I am a Ph.D. candidate in the Department of Political Science at the University of Washington, where I study comparative politics, political economy, and research methodology. I am especially interested in comparative historical research that sits at the intersection of comparative political economy and political sociology in order to better understand long-term political change. My dissertation explores the role of state building and elite ideology in the development of national education systems. Specifically, I examine the timing and centralization of state institutions governing public education. I test my framework using an original cross-national historical dataset of education laws and institutions in Europe and the Americas from 1800 to 1970 in combination with historical evidence from Argentina and Chile.

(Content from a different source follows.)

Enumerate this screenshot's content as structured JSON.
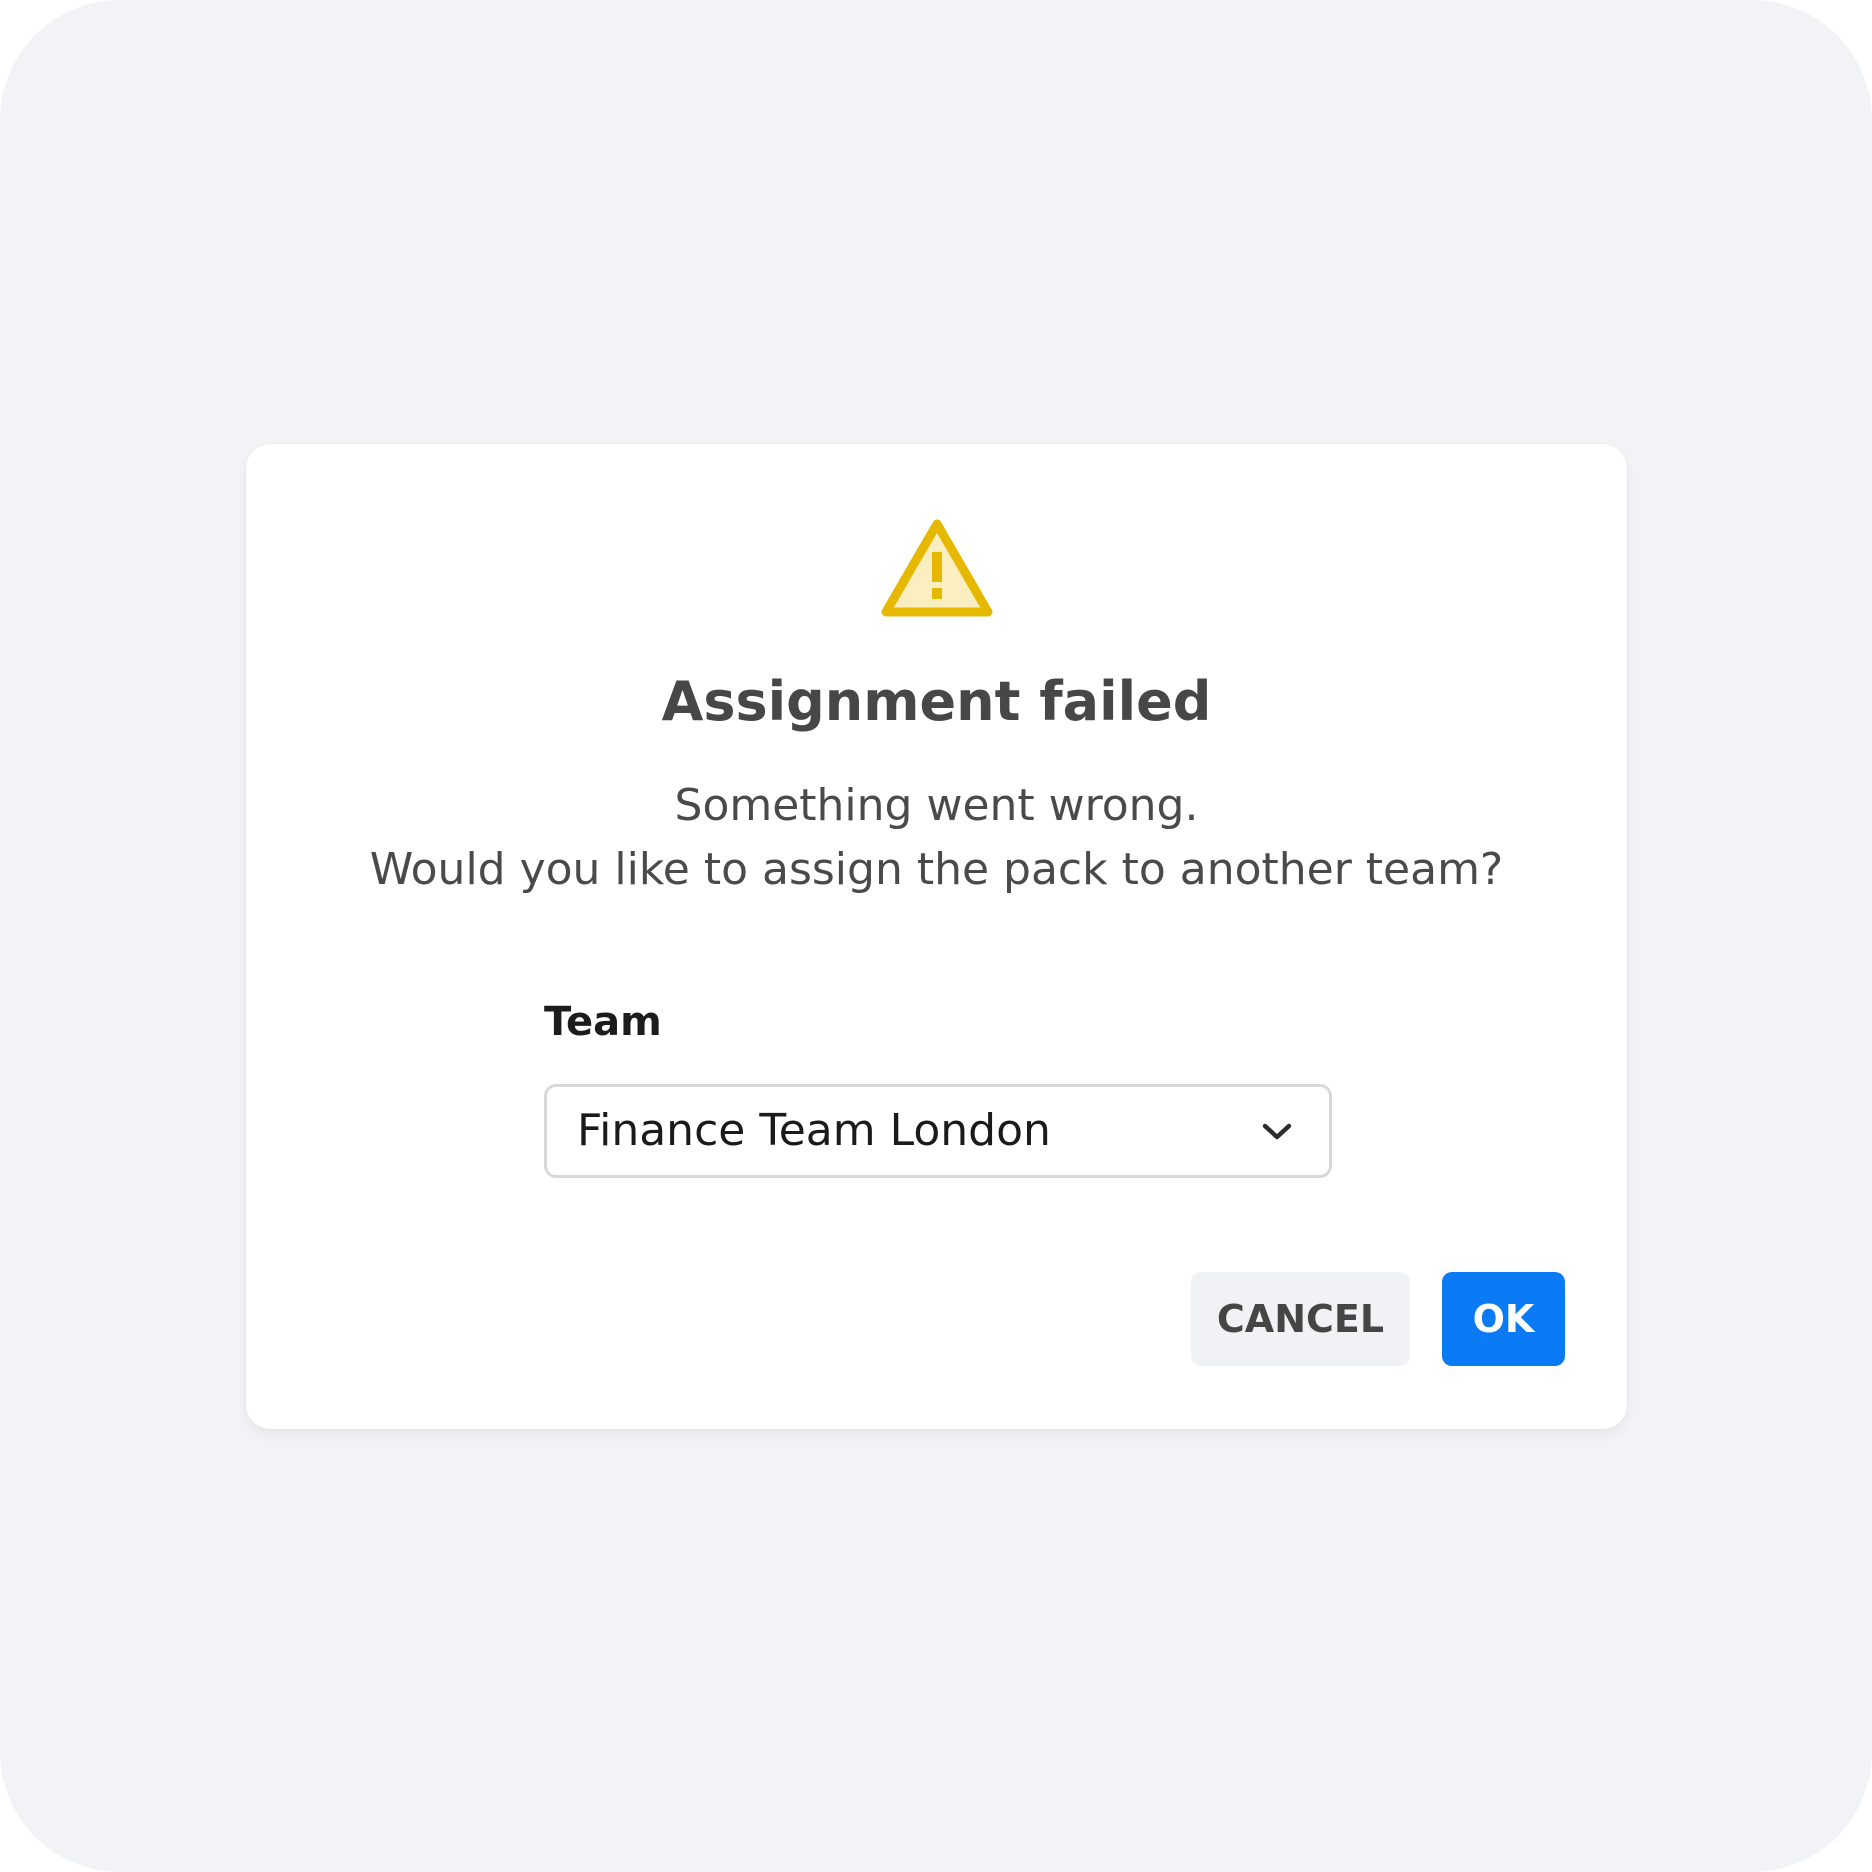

I also have active research interests in Latin American politics, the political economy of welfare states, economic inequality, and education reform. I have conducted archival and interview-based fieldwork in Argentina, Chile, and Denmark. To date, my research has been supported by the National Science Foundation Graduate Fellowship, the Chester A. Fritz and Boeing International Endowment, the David J. Olson Family Endowment, and the ScanDesign Foundation.
Prior to my time in Seattle, I taught 6th grade social studies, non-fiction literacy, and English language arts in Houston, Texas. I also hold a M.A. in Political Science from the University of Washington, and a B.A. in Political Science from the University of Florida.